* [TASK DESCRIPTION]:
Will you give every entry again exactly as it stands?

STORED DATA: Begin

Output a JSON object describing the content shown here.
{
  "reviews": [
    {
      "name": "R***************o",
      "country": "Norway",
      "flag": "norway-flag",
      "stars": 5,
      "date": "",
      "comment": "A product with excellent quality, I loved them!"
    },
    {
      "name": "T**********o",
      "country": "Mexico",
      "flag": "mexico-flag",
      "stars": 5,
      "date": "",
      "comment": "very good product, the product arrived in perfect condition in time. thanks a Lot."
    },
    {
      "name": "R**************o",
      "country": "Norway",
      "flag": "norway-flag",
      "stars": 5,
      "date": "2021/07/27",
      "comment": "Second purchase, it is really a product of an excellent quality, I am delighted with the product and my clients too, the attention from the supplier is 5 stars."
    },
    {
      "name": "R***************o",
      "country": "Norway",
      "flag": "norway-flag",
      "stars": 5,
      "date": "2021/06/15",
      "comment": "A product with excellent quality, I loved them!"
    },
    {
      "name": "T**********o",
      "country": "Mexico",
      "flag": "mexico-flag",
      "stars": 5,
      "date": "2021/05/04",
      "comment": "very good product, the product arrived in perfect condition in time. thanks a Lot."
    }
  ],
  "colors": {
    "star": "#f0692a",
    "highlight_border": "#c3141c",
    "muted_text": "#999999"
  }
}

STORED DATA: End

* [SOLUTION FOR THIS TASK]:
Output a JSON object describing the content shown here.
{
  "reviews": [
    {
      "name": "R***************o",
      "country": "Norway",
      "flag": "norway-flag",
      "stars": 5,
      "date": "",
      "comment": "A product with excellent quality, I loved them!"
    },
    {
      "name": "T**********o",
      "country": "Mexico",
      "flag": "mexico-flag",
      "stars": 5,
      "date": "",
      "comment": "very good product, the product arrived in perfect condition in time. thanks a Lot."
    },
    {
      "name": "R**************o",
      "country": "Norway",
      "flag": "norway-flag",
      "stars": 5,
      "date": "2021/07/27",
      "comment": "Second purchase, it is really a product of an excellent quality, I am delighted with the product and my clients too, the attention from the supplier is 5 stars."
    },
    {
      "name": "R***************o",
      "country": "Norway",
      "flag": "norway-flag",
      "stars": 5,
      "date": "2021/06/15",
      "comment": "A product with excellent quality, I loved them!"
    },
    {
      "name": "T**********o",
      "country": "Mexico",
      "flag": "mexico-flag",
      "stars": 5,
      "date": "2021/05/04",
      "comment": "very good product, the product arrived in perfect condition in time. thanks a Lot."
    }
  ],
  "colors": {
    "star": "#f0692a",
    "highlight_border": "#c3141c",
    "muted_text": "#999999"
  }
}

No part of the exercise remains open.